Before I turned my my back upon Catholicism, as a young man in my twenties, I determined to give it a fair go. I would read my way through the Twentieth Century Encyclopedia of Catholicism, a collection of 150 small books published by Hawthorn Press in the 1950s and 60s that took up one by one the essential aspects of the Catholic faith. I started, randomly, with volume 47, What is an Angel? Oh, dear. The author, the French Dominican Oie-Raymond Regamey, began by giving all of the reasons it is so difficult for moderns to believe in angels. Well, his reasons for skepticism made perfect sense to me. When Father Regamey then began giving his "proofs" of angelic presences from scripture and tradition, it all sounded very much like the world of spooks, goblins, fairies, and woodland spirits I had read about with the historians of religion. It dawned on me -- as I rolled my eyes at the improbable propositions that Regamey was asking me to accept -- that I believed in angels only because I was born into an angel-believing Catholic milieu. As simple as that. All the folderol the good Dominican offered -- outlining in astonishing detail the kinds and categories of the angelic choirs and the various properties of pure spirits -- suddenly seemed like so much self-delusion. The Twentieth Century Encyclopedia of Catholicism was really a Thirteenth Century Encyclopedia of Catholicism. And that was the end of that.
But there was another series in the library, also published by a Catholic press, that began to attract my attention: the Paulist Press' Classics of Western Spirituality, a post-Vatican II project that is ecumenical in its scope, including works from the Jewish, Islamic and Protestant Christian mystical traditions. And here I found much to learn and admire. The mystics were a different breed from the theologians. They emphasized negative theology, the via negativa -- God is not this, God is not that. They rejected all metaphors for God, most especially perhaps the personal metaphor so dear to orthodox theologians. The God of the mystics is the intuited Mystery that is implicit in the creation, the Mystery that becomes ever more manifest the more we know about reality -- what Nicholas of Cusa called Learned Ignorance. All negations are true, said Cusa, and all affirmations are inadequate: "Sacred ignorance has taught us that God is ineffable."

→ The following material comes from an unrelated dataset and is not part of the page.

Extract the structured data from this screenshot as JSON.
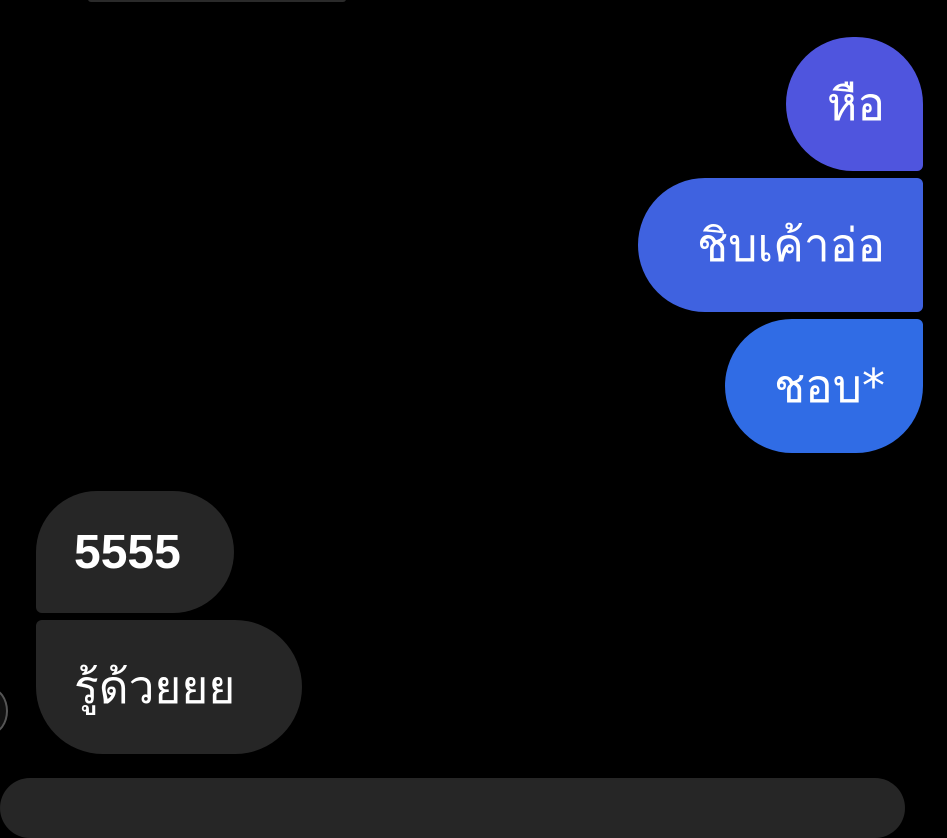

As I read in Meister Eckhart, Julian of Norwich, John of the Cross, and many others of the mystics, I found a tradition that rested easily with a scientific understanding of the world. The God of the mystics is the Deus absconditus, the absconded God, of whom any metaphor is untrue, including, of course, the metaphor "whom." The language of the mystics is poetry, not theology; it springs from the (innate?) human sense that there is more to reality than meets the eye, more than we can immediately (perhaps ever) know by science. We know vastly more about the universe than did the great spiritual thinkers of an earlier time, and our language of celebration is correspondingly different, but we can learn from them the dimensions of our ignorance, and praise with them the intuited Mystery for which even the word God is a diminishment.